What is a Consumer Proposal?
A Consumer Proposal (“CP”) is a legal debt settlement arrangement you can file in Canada if you feel trapped by your debt and want to negotiate with your creditors to work your way out of it. If accepted, the CP allows you to pay a set percentage of your debt amount to the lender, extend the time to pay the debt, or do both.
A Licensed Insolvency Trustee (“LIT”) is the only person who can administer the consumer proposal and they will help you come to an agreement with your lenders and set up a schedule and a fixed repayment amount that works for you. When you file your consumer proposal, you’ll retain your assets like your home, car, valuables, etc. That sets this program apart from bankruptcy.
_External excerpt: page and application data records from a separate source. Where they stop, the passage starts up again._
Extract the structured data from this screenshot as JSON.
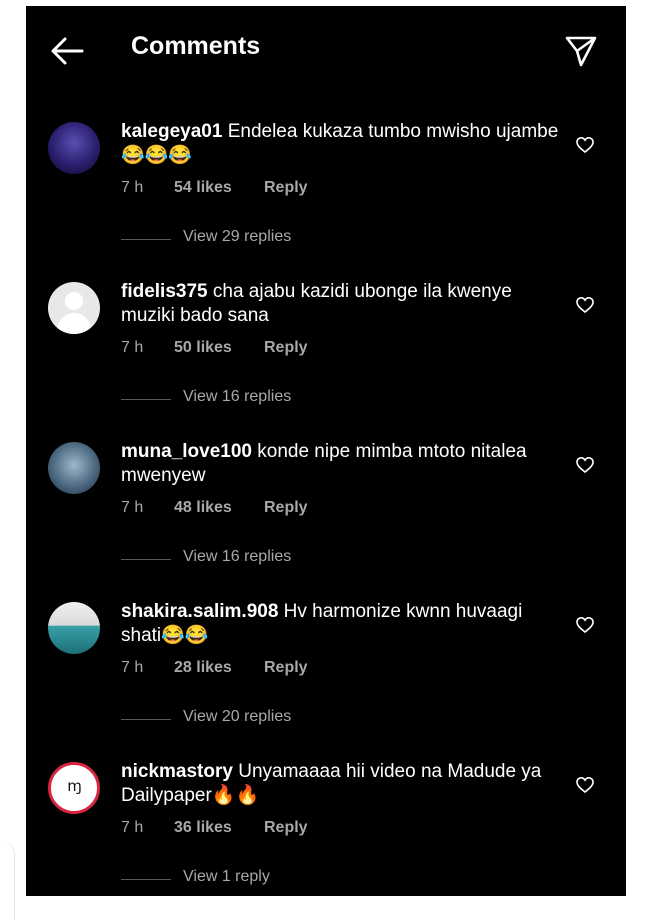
{
  "header": {
    "title": "Comments",
    "back_icon": "arrow-left-icon",
    "send_icon": "paper-plane-icon"
  },
  "comments": [
    {
      "username": "kalegeya01",
      "text": "Endelea kukaza tumbo mwisho ujambe 😂😂😂",
      "time": "7 h",
      "likes": "54 likes",
      "reply": "Reply",
      "view_replies": "View 29 replies"
    },
    {
      "username": "fidelis375",
      "text": "cha ajabu kazidi ubonge ila kwenye muziki bado sana",
      "time": "7 h",
      "likes": "50 likes",
      "reply": "Reply",
      "view_replies": "View 16 replies"
    },
    {
      "username": "muna_love100",
      "text": "konde nipe mimba mtoto nitalea mwenyew",
      "time": "7 h",
      "likes": "48 likes",
      "reply": "Reply",
      "view_replies": "View 16 replies"
    },
    {
      "username": "shakira.salim.908",
      "text": "Hv harmonize kwnn huvaagi shati😂😂",
      "time": "7 h",
      "likes": "28 likes",
      "reply": "Reply",
      "view_replies": "View 20 replies"
    },
    {
      "username": "nickmastory",
      "text": "Unyamaaaa hii video na Madude ya Dailypaper🔥🔥",
      "time": "7 h",
      "likes": "36 likes",
      "reply": "Reply",
      "view_replies": "View 1 reply",
      "avatar_logo": "ɱ"
    }
  ],
  "colors": {
    "background": "#000000",
    "primary_text": "#ffffff",
    "secondary_text": "#a8a8a8"
  }
}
Debt Limits Breakdown
While a CP is an excellent solution for people with too much debt, it’s not for everyone. Some people are eligible for a CP and will benefit from it while others aren’t eligible or don’t require it. This depends on the amount of debt you have. Here’s a small guide that can help you understand different levels of debt and how that can impact your CP application:
$10,000 or Less – We don’t recommend filing for a CP if your debt is less than $10,000. A CP can have a negative impact on your credit score and will be on your credit record for the duration of the CP term plus 3 years after that.
In most cases it is better to work out an agreement with creditors directly. Usually creditors are willing to accommodate a monthly repayment plan when it comes to smaller loans.
$10,000 to $250,000 (not including your mortgage) – This is where a Consumer Proposal will prove to be the most useful. Your LIT will work on a proposal with you and will come up with terms that your lenders would be most likely to agree to and with a monthly payment amount that you can afford. They’ll file the Consumer Proposal with the Office of the Superintendent of Bankruptcy (“OSB”) and send a copy to your creditors.
After the proposal is sent out, your creditors have 45 days to respond with an acceptance or a rejection. If the proposal is accepted, you’ll have to make the payments as per the agreement and attend two mandatory credit counseling sessions.
If the proposal isn’t accepted, your trustee will work with you to consider new proposal terms to come up with something that’s more likely to be accepted and still be comfortable for you. They might also propose other alternatives to help you with your debt.
$250,000 and More (not including your mortgage) – If you have debt of more than $250,000, you’re not eligible to file a Consumer Proposal. You can however file what is called a Division 1 Proposal to your creditors. A Division 1 Proposal has some important differences from a Consumer Proposal, but the goal is the same, which is to find a formal settlement solution for your debts. There’s no upper limit to the debt amount for this type of proposal and you can restructure your debt like a corporation or a business establishment would in order to pay it back more comfortably. The process is a little more complicated and has a few added rules to ensure the debt is handled responsibly and carefully. You’ll also need a LIT’s service and advice to file this proposal.
If you want to know more about debt limits, consumer proposals, or need a free consultation, just give us a call here at Brief Trustee. We’ll be happy to help you get out of debt.